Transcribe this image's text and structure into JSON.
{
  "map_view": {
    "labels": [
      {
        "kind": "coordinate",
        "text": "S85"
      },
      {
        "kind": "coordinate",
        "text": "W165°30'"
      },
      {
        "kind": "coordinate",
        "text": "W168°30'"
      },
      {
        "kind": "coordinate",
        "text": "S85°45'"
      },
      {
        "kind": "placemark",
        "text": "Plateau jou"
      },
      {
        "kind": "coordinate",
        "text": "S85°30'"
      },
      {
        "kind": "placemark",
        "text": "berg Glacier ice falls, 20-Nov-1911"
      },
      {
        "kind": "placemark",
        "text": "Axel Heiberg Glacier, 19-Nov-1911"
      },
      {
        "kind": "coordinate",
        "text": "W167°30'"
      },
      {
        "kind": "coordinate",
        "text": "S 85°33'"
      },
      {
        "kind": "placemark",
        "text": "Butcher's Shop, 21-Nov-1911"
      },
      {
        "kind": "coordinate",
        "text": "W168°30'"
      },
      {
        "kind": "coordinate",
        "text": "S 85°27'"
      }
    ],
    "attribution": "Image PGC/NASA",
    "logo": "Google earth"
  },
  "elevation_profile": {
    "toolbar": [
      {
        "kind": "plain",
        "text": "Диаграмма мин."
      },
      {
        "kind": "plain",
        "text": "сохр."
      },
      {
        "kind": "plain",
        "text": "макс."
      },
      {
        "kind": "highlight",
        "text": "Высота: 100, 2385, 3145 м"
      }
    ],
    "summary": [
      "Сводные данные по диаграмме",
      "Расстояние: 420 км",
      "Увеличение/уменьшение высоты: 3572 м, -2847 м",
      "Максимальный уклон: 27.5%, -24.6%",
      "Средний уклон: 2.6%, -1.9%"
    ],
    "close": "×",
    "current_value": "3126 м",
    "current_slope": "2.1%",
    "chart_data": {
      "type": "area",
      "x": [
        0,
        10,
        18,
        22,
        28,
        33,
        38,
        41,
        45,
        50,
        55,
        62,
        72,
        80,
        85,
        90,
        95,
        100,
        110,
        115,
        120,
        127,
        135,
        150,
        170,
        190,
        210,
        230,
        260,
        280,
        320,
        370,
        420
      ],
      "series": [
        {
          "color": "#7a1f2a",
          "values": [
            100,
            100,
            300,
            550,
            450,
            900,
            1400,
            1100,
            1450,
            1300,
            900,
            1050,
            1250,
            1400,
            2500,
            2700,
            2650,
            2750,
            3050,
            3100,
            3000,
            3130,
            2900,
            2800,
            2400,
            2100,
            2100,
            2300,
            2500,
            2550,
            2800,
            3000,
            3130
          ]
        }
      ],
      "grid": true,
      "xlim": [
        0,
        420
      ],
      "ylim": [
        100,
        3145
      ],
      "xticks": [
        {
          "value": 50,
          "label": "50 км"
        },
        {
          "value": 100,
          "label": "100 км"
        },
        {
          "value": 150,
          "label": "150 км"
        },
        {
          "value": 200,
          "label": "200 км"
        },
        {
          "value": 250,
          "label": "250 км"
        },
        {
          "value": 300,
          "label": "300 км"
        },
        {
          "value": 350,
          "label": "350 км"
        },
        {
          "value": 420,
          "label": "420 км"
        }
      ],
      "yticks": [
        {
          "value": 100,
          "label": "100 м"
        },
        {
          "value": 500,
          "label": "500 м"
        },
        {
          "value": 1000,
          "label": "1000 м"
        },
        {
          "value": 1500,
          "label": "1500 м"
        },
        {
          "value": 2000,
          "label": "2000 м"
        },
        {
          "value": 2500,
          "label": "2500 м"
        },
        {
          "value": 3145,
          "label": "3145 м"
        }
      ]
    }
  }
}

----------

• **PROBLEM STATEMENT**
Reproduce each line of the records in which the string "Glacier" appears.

• **SOLUTION FOR THIS PROBLEM**
        "text": "berg Glacier ice falls, 20-Nov-1911"
        "text": "Axel Heiberg Glacier, 19-Nov-1911"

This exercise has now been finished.